- Opening Delimiter -
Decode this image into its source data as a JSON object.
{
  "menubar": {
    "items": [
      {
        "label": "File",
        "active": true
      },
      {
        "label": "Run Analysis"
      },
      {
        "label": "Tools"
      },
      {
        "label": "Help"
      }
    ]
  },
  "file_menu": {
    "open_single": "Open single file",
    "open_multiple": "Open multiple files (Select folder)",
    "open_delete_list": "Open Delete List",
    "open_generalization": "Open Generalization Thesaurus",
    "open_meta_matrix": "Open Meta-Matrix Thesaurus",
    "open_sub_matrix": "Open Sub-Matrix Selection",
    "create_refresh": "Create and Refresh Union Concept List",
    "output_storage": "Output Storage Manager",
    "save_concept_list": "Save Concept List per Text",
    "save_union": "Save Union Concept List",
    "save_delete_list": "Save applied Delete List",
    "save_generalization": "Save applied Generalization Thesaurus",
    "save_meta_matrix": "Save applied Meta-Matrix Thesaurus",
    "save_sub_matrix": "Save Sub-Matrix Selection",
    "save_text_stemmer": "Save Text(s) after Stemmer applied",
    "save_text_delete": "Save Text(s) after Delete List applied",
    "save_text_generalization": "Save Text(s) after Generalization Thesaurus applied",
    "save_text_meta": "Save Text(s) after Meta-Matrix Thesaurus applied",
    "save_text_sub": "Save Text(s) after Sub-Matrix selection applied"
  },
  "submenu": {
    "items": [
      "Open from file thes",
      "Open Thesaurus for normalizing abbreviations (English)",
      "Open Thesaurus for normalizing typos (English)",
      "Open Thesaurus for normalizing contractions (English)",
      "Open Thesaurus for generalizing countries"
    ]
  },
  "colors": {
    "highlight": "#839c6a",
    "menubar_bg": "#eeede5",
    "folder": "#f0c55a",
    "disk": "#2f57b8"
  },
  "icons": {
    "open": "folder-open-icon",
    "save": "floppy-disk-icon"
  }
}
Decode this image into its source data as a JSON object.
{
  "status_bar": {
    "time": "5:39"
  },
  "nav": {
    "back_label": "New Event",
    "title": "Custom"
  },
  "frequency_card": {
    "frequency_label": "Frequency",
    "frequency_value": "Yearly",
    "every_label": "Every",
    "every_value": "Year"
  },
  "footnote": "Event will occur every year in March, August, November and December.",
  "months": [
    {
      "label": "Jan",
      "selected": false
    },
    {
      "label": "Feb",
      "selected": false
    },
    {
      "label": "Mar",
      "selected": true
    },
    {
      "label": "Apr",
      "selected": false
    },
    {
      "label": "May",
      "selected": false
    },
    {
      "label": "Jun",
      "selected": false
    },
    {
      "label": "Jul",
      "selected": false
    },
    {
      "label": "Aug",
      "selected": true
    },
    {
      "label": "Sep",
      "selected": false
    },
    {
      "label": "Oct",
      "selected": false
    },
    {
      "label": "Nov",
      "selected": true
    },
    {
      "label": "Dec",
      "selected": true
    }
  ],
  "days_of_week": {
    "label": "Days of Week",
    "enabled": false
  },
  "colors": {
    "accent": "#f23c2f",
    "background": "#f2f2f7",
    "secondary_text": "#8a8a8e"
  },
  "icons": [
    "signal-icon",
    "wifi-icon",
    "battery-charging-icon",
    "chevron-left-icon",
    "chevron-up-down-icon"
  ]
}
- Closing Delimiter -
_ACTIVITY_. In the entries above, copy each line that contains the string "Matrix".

_ANSWER SPACE_.
    "open_meta_matrix": "Open Meta-Matrix Thesaurus",
    "open_sub_matrix": "Open Sub-Matrix Selection",
    "save_meta_matrix": "Save applied Meta-Matrix Thesaurus",
    "save_sub_matrix": "Save Sub-Matrix Selection",
    "save_text_meta": "Save Text(s) after Meta-Matrix Thesaurus applied",
    "save_text_sub": "Save Text(s) after Sub-Matrix selection applied"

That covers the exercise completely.